If applicable it will ask you to enter the passphrase. Next, it will prompt you to enter Company Name, Site Name, Email Id, etc. Once you enter all these details, your CSR will be created and it will be stored in the server.csr file. If you want to create a CA-signed certificate, you can submit this CSR file to a CA for processing. The CA will use this CSR file and issue the certificate.

As soon as you receive the signed certificate continue with installing the certificate. If you're planning to use a self-signed certificate, continue with the next step.

Create self-signed certificate

If you're willing to create a self-signed certificate using this CSR, please use the following command to sign the certificate:

sudo openssl x509 -req -days 365 -in server.csr -signkey server.key -out server.crt

If applicable it will ask you to enter the passphrase again. Next, your certificate will be created and it will be stored in the server.crt file.

Install certificate

You should install the key file server.key and certificate file server.crt or the certificate file issued by your CA by running following commands:

sudo cp server.crt /etc/ssl/certs
sudo cp server.key /etc/ssl/private

Configure Apache SSL support

As the the default Apache configuration on Ubuntu does not support SSL, you'll have to change the (default) Apache configuration file /etc/apache2/sites-available/default. Add the following lines to this file, in the VirtualHost section, under the DocumentRoot line:

SSLEngine on

SSLOptions +FakeBasicAuth +ExportCertData +StrictRequire

SSLCertificateFile /etc/ssl/certs/server.crt
SSLCertificateKeyFile /etc/ssl/private/server.key

Restart Apache and check configuration

Afterwards restart apache using:

sudo /etc/init.d/apache2 restart

If applicable, you should enter the passphrase when you start your secured web server.

Now check if no errors pop up. This can easily be done by the command:

tail -400 /var/log/apache2/error.log

If there's something wrong, have a look at the log files and look for the exact error message and fix the problem. If everything is all right, then you're done: congratulations!

Now you should be able to reach the Scalix web applications over https:


The author

The origin for this document was written by Max Wiertz. As a Scalix newbie, I invested a lot of work in getting Scalix together with https to work for me on Ubuntu. I felt like sharing this with all of you, so you can probably take advantage of it.
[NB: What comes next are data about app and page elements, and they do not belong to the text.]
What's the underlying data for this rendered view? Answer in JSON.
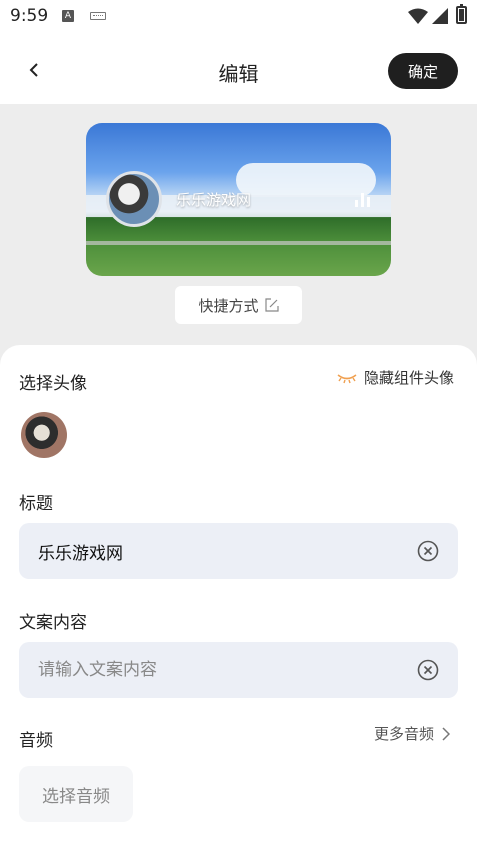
{
  "status_bar": {
    "time": "9:59",
    "a_badge": "A"
  },
  "app_bar": {
    "title": "编辑",
    "confirm_label": "确定"
  },
  "preview": {
    "name": "乐乐游戏网",
    "shortcut_label": "快捷方式"
  },
  "avatar_section": {
    "label": "选择头像",
    "hide_label": "隐藏组件头像"
  },
  "title_section": {
    "label": "标题",
    "value": "乐乐游戏网"
  },
  "copy_section": {
    "label": "文案内容",
    "placeholder": "请输入文案内容",
    "value": ""
  },
  "audio_section": {
    "label": "音频",
    "more_label": "更多音频",
    "choose_label": "选择音频"
  },
  "colors": {
    "confirm_bg": "#1f1f1f",
    "field_bg": "#eceff6",
    "hide_icon": "#f0a050"
  },
  "icons": [
    "back-arrow-icon",
    "edit-icon",
    "eye-closed-icon",
    "clear-icon",
    "chevron-right-icon",
    "bar-chart-icon",
    "wifi-icon",
    "cell-signal-icon",
    "battery-icon"
  ]
}
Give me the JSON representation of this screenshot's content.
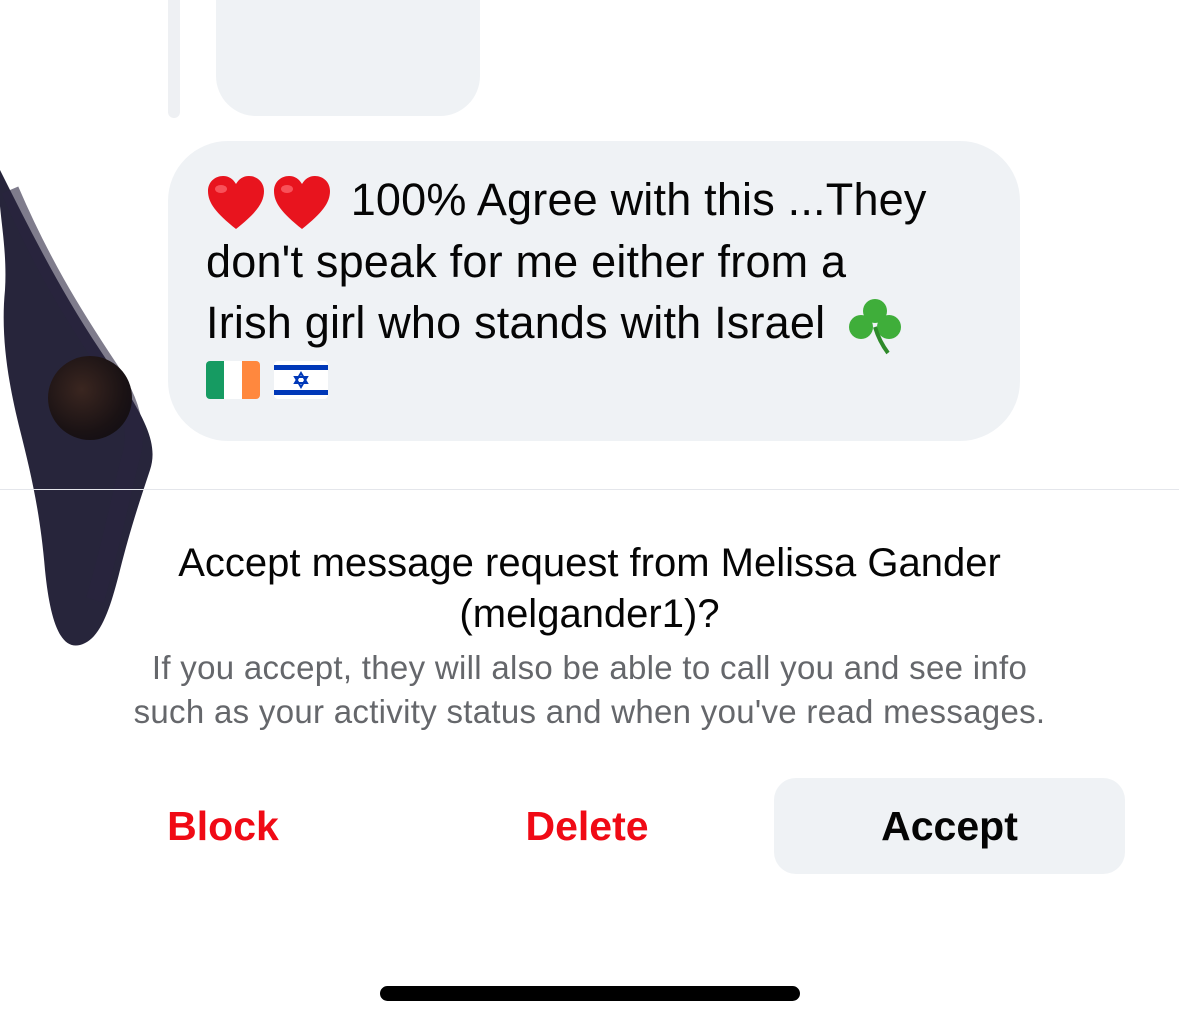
{
  "conversation": {
    "message": {
      "line1_text": "100% Agree with this ...They",
      "line2_text": "don't speak for me either from a",
      "line3_text": "Irish girl who stands with Israel",
      "emojis": [
        "heart-icon",
        "heart-icon",
        "shamrock-icon",
        "ireland-flag-icon",
        "israel-flag-icon"
      ]
    }
  },
  "request": {
    "title_line1": "Accept message request from Melissa Gander",
    "title_line2": "(melgander1)?",
    "desc_line1": "If you accept, they will also be able to call you and see info",
    "desc_line2": "such as your activity status and when you've read messages."
  },
  "actions": {
    "block_label": "Block",
    "delete_label": "Delete",
    "accept_label": "Accept"
  },
  "colors": {
    "destructive": "#f00a15",
    "bubble": "#eff2f5",
    "secondary_text": "#65676b"
  }
}
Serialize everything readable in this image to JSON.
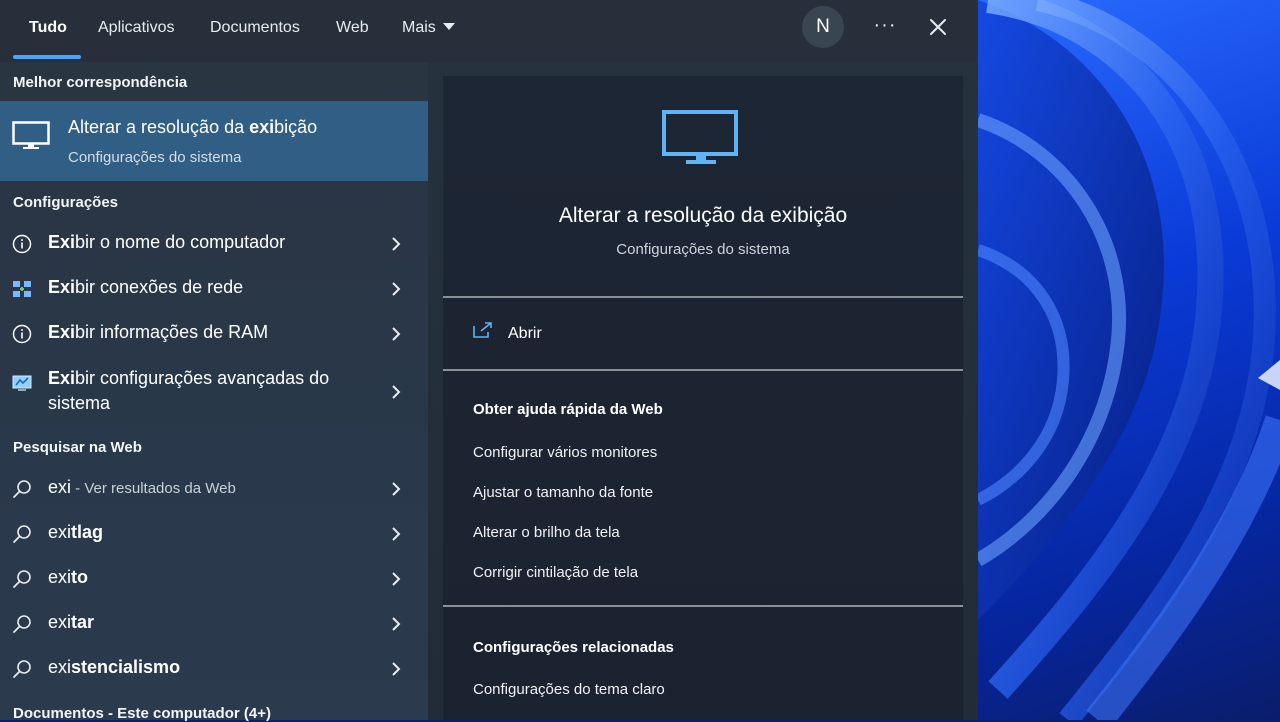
{
  "tabs": [
    {
      "label": "Tudo"
    },
    {
      "label": "Aplicativos"
    },
    {
      "label": "Documentos"
    },
    {
      "label": "Web"
    },
    {
      "label": "Mais"
    }
  ],
  "avatar_initial": "N",
  "more_label": "···",
  "sections": {
    "best_match": "Melhor correspondência",
    "settings": "Configurações",
    "web_search": "Pesquisar na Web",
    "documents": "Documentos - Este computador (4+)"
  },
  "best_match": {
    "title_pre": "Alterar a resolução da ",
    "title_bold": "exi",
    "title_post": "bição",
    "subtitle": "Configurações do sistema"
  },
  "settings_items": [
    {
      "bold": "Exi",
      "rest": "bir o nome do computador",
      "icon": "info-icon"
    },
    {
      "bold": "Exi",
      "rest": "bir conexões de rede",
      "icon": "network-icon"
    },
    {
      "bold": "Exi",
      "rest": "bir informações de RAM",
      "icon": "info-icon"
    },
    {
      "bold": "Exi",
      "rest": "bir configurações avançadas do sistema",
      "icon": "computer-icon"
    }
  ],
  "web_items": [
    {
      "pre": "exi",
      "bold": "",
      "muted": " - Ver resultados da Web"
    },
    {
      "pre": "exi",
      "bold": "tlag",
      "muted": ""
    },
    {
      "pre": "exi",
      "bold": "to",
      "muted": ""
    },
    {
      "pre": "exi",
      "bold": "tar",
      "muted": ""
    },
    {
      "pre": "exi",
      "bold": "stencialismo",
      "muted": ""
    }
  ],
  "detail": {
    "title": "Alterar a resolução da exibição",
    "subtitle": "Configurações do sistema",
    "open_label": "Abrir",
    "help_heading": "Obter ajuda rápida da Web",
    "help_links": [
      "Configurar vários monitores",
      "Ajustar o tamanho da fonte",
      "Alterar o brilho da tela",
      "Corrigir cintilação de tela"
    ],
    "related_heading": "Configurações relacionadas",
    "related_links": [
      "Configurações do tema claro"
    ]
  },
  "colors": {
    "accent": "#4aa3ff",
    "selected_row": "#315e84",
    "panel_bg": "#26323f",
    "detail_bg": "#1d2634"
  }
}
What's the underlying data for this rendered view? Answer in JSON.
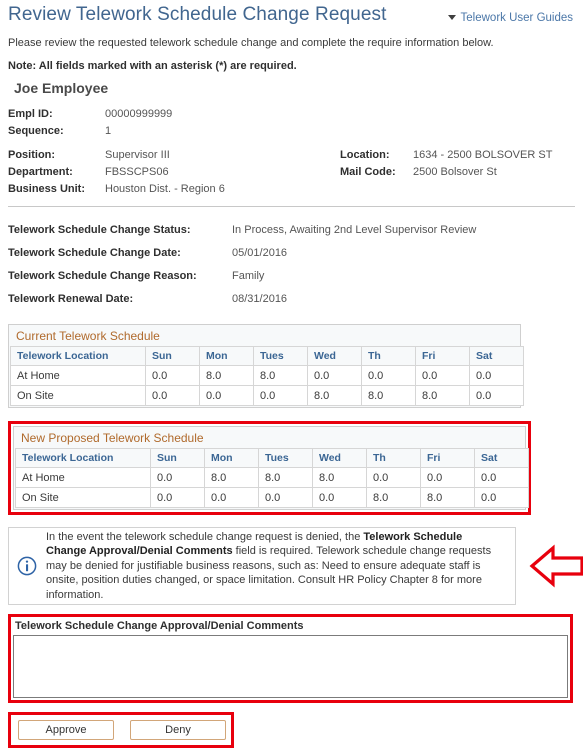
{
  "header": {
    "title": "Review Telework Schedule Change Request",
    "guides_link": "Telework User Guides",
    "caret_icon": "chevron-down-icon"
  },
  "intro": "Please review the requested telework schedule change and complete the require information below.",
  "note": "Note: All fields marked with an asterisk (*) are required.",
  "employee": {
    "name": "Joe Employee",
    "empl_id_label": "Empl ID:",
    "empl_id_value": "00000999999",
    "sequence_label": "Sequence:",
    "sequence_value": "1",
    "position_label": "Position:",
    "position_value": "Supervisor III",
    "department_label": "Department:",
    "department_value": "FBSSCPS06",
    "business_unit_label": "Business Unit:",
    "business_unit_value": "Houston Dist. - Region 6",
    "location_label": "Location:",
    "location_value": "1634 - 2500 BOLSOVER ST",
    "mail_code_label": "Mail Code:",
    "mail_code_value": "2500 Bolsover St"
  },
  "status": {
    "change_status_label": "Telework Schedule Change Status:",
    "change_status_value": "In Process, Awaiting 2nd Level Supervisor Review",
    "change_date_label": "Telework Schedule Change Date:",
    "change_date_value": "05/01/2016",
    "change_reason_label": "Telework Schedule Change Reason:",
    "change_reason_value": "Family",
    "renewal_date_label": "Telework Renewal Date:",
    "renewal_date_value": "08/31/2016"
  },
  "schedules": {
    "columns": [
      "Telework Location",
      "Sun",
      "Mon",
      "Tues",
      "Wed",
      "Th",
      "Fri",
      "Sat"
    ],
    "current": {
      "title": "Current Telework Schedule",
      "rows": [
        {
          "location": "At Home",
          "values": [
            "0.0",
            "8.0",
            "8.0",
            "0.0",
            "0.0",
            "0.0",
            "0.0"
          ]
        },
        {
          "location": "On Site",
          "values": [
            "0.0",
            "0.0",
            "0.0",
            "8.0",
            "8.0",
            "8.0",
            "0.0"
          ]
        }
      ]
    },
    "proposed": {
      "title": "New Proposed Telework Schedule",
      "rows": [
        {
          "location": "At Home",
          "values": [
            "0.0",
            "8.0",
            "8.0",
            "8.0",
            "0.0",
            "0.0",
            "0.0"
          ]
        },
        {
          "location": "On Site",
          "values": [
            "0.0",
            "0.0",
            "0.0",
            "0.0",
            "8.0",
            "8.0",
            "0.0"
          ]
        }
      ]
    }
  },
  "info_callout": {
    "icon": "info-circle-icon",
    "text_part1": "In the event the telework schedule change request is denied, the ",
    "text_bold": "Telework Schedule Change Approval/Denial Comments",
    "text_part2": " field is required. Telework schedule change requests may be denied for justifiable business reasons, such as: Need to ensure adequate staff is onsite, position duties changed, or space limitation. Consult HR Policy Chapter 8 for more information.",
    "arrow_icon": "arrow-left-icon"
  },
  "comments": {
    "label": "Telework Schedule Change Approval/Denial Comments",
    "value": "",
    "placeholder": ""
  },
  "actions": {
    "approve_label": "Approve",
    "deny_label": "Deny"
  },
  "colors": {
    "title_blue": "#41668f",
    "link_blue": "#4b77a8",
    "section_orange": "#b06a2c",
    "col_header_blue": "#3b6694",
    "highlight_red": "#e8000d",
    "button_border": "#d2a679"
  }
}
If you have any questions, remarks, comments or suggestions regarding this document, do not hesitate to contact me by e-mail: mailto:max_DOT_wiertz_AT_gmail_DOT_com.